Once almost unthinkable, cutting off healthy breasts to prevent cancer is increasingly common among women with certain gene mutations and, as Angelina Jolie found, often restores a sense of control.

"I feel empowered that I made a strong choice that in no ways diminishes my femininity," the movie star wrote Tuesday in a New York Times op-ed.

Jolie, who watched her mother die of ovarian cancer at age 56, inherited a mutation in a gene, BRCA1, that puts her at high risk of breast and ovarian cancer.

Jolie made no mention of removing her ovaries - a preemptive move that experts recommend for BRCA1 and BRCA2 mutation carriers who have finished having children.

But she candidly explained that she opted for a preventive double mastectomy to reassure her six children that she would "do anything to be with them as long as I can." She described her partner, Brad Pitt, as "loving and supportive."

Doctors said the disclosure sets a great example. BRCA1/2 mutations are found in up to 10 percent of breast cancers and up to 15 percent of ovarian cancers.

"I thought how helpful this is going to be to women across the country - and the world - who are facing these decisions," said Generosa Grana, an oncologist and genetic risk specialist at Cooper University Hospital in Camden. "Not that they'll take her path, but they'll look at their family history, consider genetic testing, and then be proactive."

Unfortunately, experts say, the best way to be proactive remains dreadful: Remove healthy organs.

"I worry that people will think this problem is solved - that if you just get rid or your breasts and ovaries, you'll be fine," said oncologist Susan Domchek, director of the Basser Research Center for BRCA at the University of Pennsylvania. "This is not an easy thing to go through."

No options are easy for people with mutations that knock out the normal cancer-suppressing function of BRCA1 or BRCA2. In the nearly two decades since the faulty genes were discovered, they have been linked to increased risks of cervical, pancreatic, colon, prostate, melanoma, and other cancers.

Certain hormonal drugs can modestly reduce the chance of breast and ovarian cancer, and increased surveillance with mammograms and other tests may - or may not - catch a malignancy early.

Weighing the uncertainties, Robyn Lawrysh-Plunkett, 56, of Deptford, Gloucester County, had her ovaries out at age 45, shortly after her BRCA1 mutation was found, even though it put her into menopause prematurely.
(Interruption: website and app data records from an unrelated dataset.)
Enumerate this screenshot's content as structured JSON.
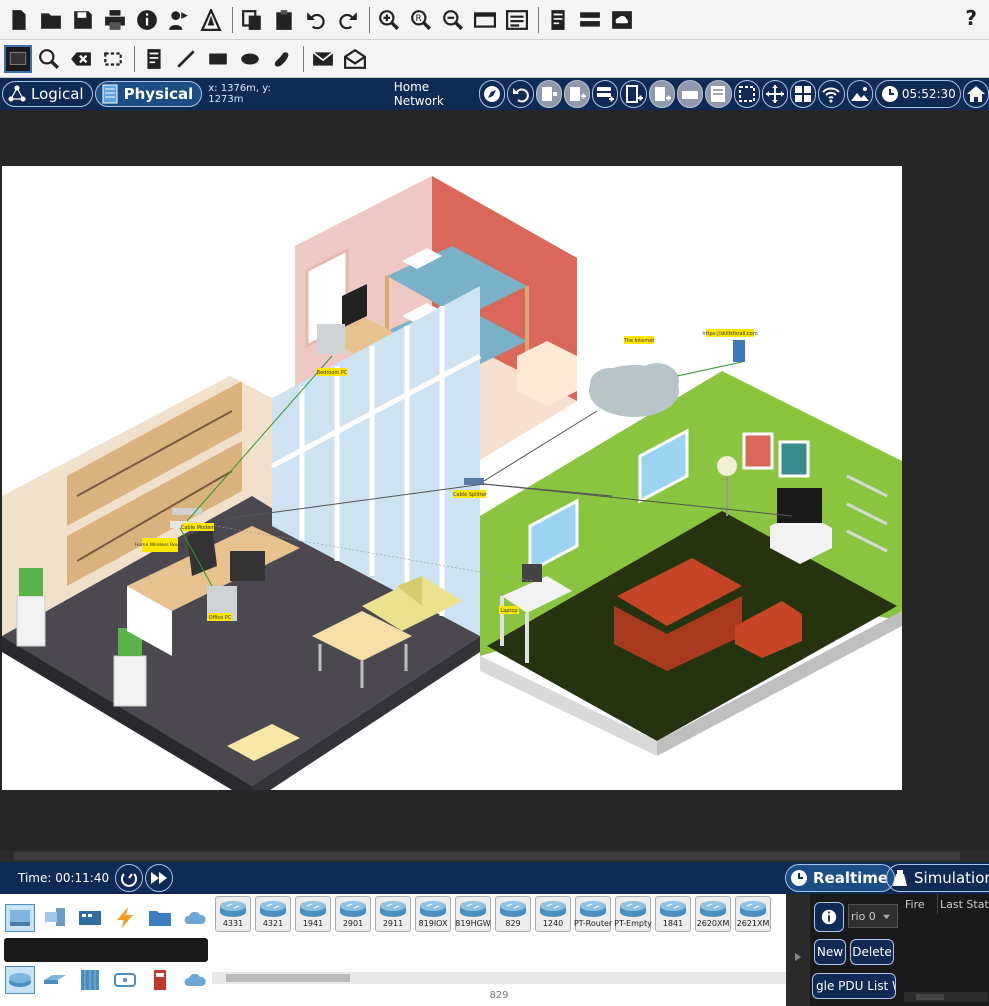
{
  "main_toolbar": {
    "buttons": [
      "new-file",
      "open-folder",
      "save",
      "print",
      "info",
      "activity-wizard",
      "custom-device",
      "copy",
      "paste",
      "undo",
      "redo",
      "zoom-in",
      "zoom-reset",
      "zoom-out",
      "rectangle-view",
      "palette",
      "text-note",
      "rack-view",
      "cloud-view"
    ],
    "help_label": "?"
  },
  "draw_toolbar": {
    "buttons": [
      "select",
      "inspect",
      "delete",
      "resize",
      "note",
      "line",
      "rectangle",
      "ellipse",
      "freeform",
      "add-simple-pdu",
      "add-complex-pdu"
    ]
  },
  "workspace_bar": {
    "logical_label": "Logical",
    "physical_label": "Physical",
    "coordinates": "x: 1376m, y: 1273m",
    "location_name": "Home Network",
    "clock": "05:52:30"
  },
  "canvas": {
    "labels": {
      "bedroom_pc": "Bedroom PC",
      "internet": "The Internet",
      "server": "https://skillsforall.com",
      "cable_modem": "Cable Modem",
      "router": "Home Wireless Router",
      "cable_splitter": "Cable Splitter",
      "office_pc": "Office PC",
      "laptop": "Laptop"
    }
  },
  "time_bar": {
    "time": "Time: 00:11:40",
    "realtime_label": "Realtime",
    "simulation_label": "Simulation"
  },
  "device_models": [
    "4331",
    "4321",
    "1941",
    "2901",
    "2911",
    "819IOX",
    "819HGW",
    "829",
    "1240",
    "PT-Router",
    "PT-Empty",
    "1841",
    "2620XM",
    "2621XM"
  ],
  "device_panel_label": "829",
  "pdu_panel": {
    "scenario": "rio 0",
    "new_label": "New",
    "delete_label": "Delete",
    "pdu_list_label": "gle PDU List Win",
    "col_fire": "Fire",
    "col_last_status": "Last Statu"
  },
  "colors": {
    "dark_navy": "#0e2a55",
    "workspace": "#262626",
    "label_yellow": "#ffe600",
    "wall_green": "#8bc43f",
    "sofa_red": "#c64526"
  }
}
She had her breasts removed last year.

"It wasn't if I was going to get breast cancer; it was when," Lawrysh-Plunkett said. "It was very stressful."

In the United States, 20 percent of BRCA1/2 mutation carriers opt for preventive double mastectomy, a recent study found. In Pennsylvania, the number of women having preventive mastectomy rose from 94 in 2002 to 455 in 2011, according to the Pennsylvania Health Care Cost Containment Council. The recent figure included more than 200 women in Southeastern Pennsylvania.

Jolie said her mastectomies were expected to reduce her chance of getting breast cancer from 87 percent to less than 5 percent.

But she went through three months of medical procedures, ending April 27, that included breast implants and preservation of her nipples. Saving the nipples, a fairly recent advance, remains controversial.

"For a BRCA carrier, I don't recommend it" because the nipples contain cells susceptible to cancer, said Lisa K. Jablon, a breast surgeon at Einstein Medical Center in Philadelphia.

Although scientists do not yet have a good way to target BRCA1/2 mutations with drugs, they are getting closer. Domchek's research shows that olaparib, an experimental drug that blocks an enzyme used to repair DNA, can make BRCA-driven cancer cells self-destruct. Basically, the cell becomes like a three-legged stool that has lost two legs.

"It's not the magic solution," Domchek said. "But it's a compelling example of how, if you know the biology of the cancer, you can use it."